Page and application data records:

▬▬▬

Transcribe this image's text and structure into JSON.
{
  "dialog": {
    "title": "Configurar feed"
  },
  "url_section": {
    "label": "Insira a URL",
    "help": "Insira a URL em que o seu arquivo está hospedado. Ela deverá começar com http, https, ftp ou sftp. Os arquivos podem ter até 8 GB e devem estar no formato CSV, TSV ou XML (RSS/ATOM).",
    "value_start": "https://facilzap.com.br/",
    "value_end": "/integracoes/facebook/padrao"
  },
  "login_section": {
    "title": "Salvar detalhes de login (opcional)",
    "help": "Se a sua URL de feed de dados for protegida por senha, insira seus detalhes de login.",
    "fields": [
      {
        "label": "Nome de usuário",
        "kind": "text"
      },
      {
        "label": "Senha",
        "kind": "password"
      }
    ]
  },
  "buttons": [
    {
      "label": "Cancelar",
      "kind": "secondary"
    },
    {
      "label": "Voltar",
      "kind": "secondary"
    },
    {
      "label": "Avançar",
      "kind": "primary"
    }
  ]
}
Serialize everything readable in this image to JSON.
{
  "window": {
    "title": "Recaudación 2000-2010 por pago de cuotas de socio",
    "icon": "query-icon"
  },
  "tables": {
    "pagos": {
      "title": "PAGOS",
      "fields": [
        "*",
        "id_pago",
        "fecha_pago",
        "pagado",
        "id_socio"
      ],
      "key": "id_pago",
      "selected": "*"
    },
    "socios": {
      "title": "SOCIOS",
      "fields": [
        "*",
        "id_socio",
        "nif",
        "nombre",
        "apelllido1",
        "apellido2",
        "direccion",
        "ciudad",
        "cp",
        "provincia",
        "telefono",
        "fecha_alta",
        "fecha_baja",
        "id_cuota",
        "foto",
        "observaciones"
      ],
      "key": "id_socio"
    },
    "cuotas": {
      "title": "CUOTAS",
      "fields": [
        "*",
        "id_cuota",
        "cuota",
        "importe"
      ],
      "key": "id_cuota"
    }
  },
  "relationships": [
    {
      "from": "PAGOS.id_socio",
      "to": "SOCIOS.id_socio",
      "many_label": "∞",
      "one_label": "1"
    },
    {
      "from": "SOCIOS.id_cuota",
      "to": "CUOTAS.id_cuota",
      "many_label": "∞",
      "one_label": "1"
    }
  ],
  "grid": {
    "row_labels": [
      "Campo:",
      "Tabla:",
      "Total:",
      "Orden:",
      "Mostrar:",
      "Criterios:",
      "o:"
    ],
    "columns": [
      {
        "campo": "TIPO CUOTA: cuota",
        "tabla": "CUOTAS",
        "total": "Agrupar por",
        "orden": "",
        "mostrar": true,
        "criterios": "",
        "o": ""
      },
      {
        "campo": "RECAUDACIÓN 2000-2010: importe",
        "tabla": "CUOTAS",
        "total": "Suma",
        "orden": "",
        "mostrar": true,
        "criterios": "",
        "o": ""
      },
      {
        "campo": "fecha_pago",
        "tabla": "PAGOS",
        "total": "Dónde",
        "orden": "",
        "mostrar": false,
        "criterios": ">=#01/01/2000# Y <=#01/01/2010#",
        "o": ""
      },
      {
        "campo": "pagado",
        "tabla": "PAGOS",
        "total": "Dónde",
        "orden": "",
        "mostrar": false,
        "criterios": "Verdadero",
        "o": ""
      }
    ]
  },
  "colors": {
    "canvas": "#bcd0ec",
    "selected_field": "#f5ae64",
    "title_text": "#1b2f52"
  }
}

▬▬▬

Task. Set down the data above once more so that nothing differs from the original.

Result for this task.
Transcribe this image's text and structure into JSON.
{
  "dialog": {
    "title": "Configurar feed"
  },
  "url_section": {
    "label": "Insira a URL",
    "help": "Insira a URL em que o seu arquivo está hospedado. Ela deverá começar com http, https, ftp ou sftp. Os arquivos podem ter até 8 GB e devem estar no formato CSV, TSV ou XML (RSS/ATOM).",
    "value_start": "https://facilzap.com.br/",
    "value_end": "/integracoes/facebook/padrao"
  },
  "login_section": {
    "title": "Salvar detalhes de login (opcional)",
    "help": "Se a sua URL de feed de dados for protegida por senha, insira seus detalhes de login.",
    "fields": [
      {
        "label": "Nome de usuário",
        "kind": "text"
      },
      {
        "label": "Senha",
        "kind": "password"
      }
    ]
  },
  "buttons": [
    {
      "label": "Cancelar",
      "kind": "secondary"
    },
    {
      "label": "Voltar",
      "kind": "secondary"
    },
    {
      "label": "Avançar",
      "kind": "primary"
    }
  ]
}
Serialize everything readable in this image to JSON.
{
  "window": {
    "title": "Recaudación 2000-2010 por pago de cuotas de socio",
    "icon": "query-icon"
  },
  "tables": {
    "pagos": {
      "title": "PAGOS",
      "fields": [
        "*",
        "id_pago",
        "fecha_pago",
        "pagado",
        "id_socio"
      ],
      "key": "id_pago",
      "selected": "*"
    },
    "socios": {
      "title": "SOCIOS",
      "fields": [
        "*",
        "id_socio",
        "nif",
        "nombre",
        "apelllido1",
        "apellido2",
        "direccion",
        "ciudad",
        "cp",
        "provincia",
        "telefono",
        "fecha_alta",
        "fecha_baja",
        "id_cuota",
        "foto",
        "observaciones"
      ],
      "key": "id_socio"
    },
    "cuotas": {
      "title": "CUOTAS",
      "fields": [
        "*",
        "id_cuota",
        "cuota",
        "importe"
      ],
      "key": "id_cuota"
    }
  },
  "relationships": [
    {
      "from": "PAGOS.id_socio",
      "to": "SOCIOS.id_socio",
      "many_label": "∞",
      "one_label": "1"
    },
    {
      "from": "SOCIOS.id_cuota",
      "to": "CUOTAS.id_cuota",
      "many_label": "∞",
      "one_label": "1"
    }
  ],
  "grid": {
    "row_labels": [
      "Campo:",
      "Tabla:",
      "Total:",
      "Orden:",
      "Mostrar:",
      "Criterios:",
      "o:"
    ],
    "columns": [
      {
        "campo": "TIPO CUOTA: cuota",
        "tabla": "CUOTAS",
        "total": "Agrupar por",
        "orden": "",
        "mostrar": true,
        "criterios": "",
        "o": ""
      },
      {
        "campo": "RECAUDACIÓN 2000-2010: importe",
        "tabla": "CUOTAS",
        "total": "Suma",
        "orden": "",
        "mostrar": true,
        "criterios": "",
        "o": ""
      },
      {
        "campo": "fecha_pago",
        "tabla": "PAGOS",
        "total": "Dónde",
        "orden": "",
        "mostrar": false,
        "criterios": ">=#01/01/2000# Y <=#01/01/2010#",
        "o": ""
      },
      {
        "campo": "pagado",
        "tabla": "PAGOS",
        "total": "Dónde",
        "orden": "",
        "mostrar": false,
        "criterios": "Verdadero",
        "o": ""
      }
    ]
  },
  "colors": {
    "canvas": "#bcd0ec",
    "selected_field": "#f5ae64",
    "title_text": "#1b2f52"
  }
}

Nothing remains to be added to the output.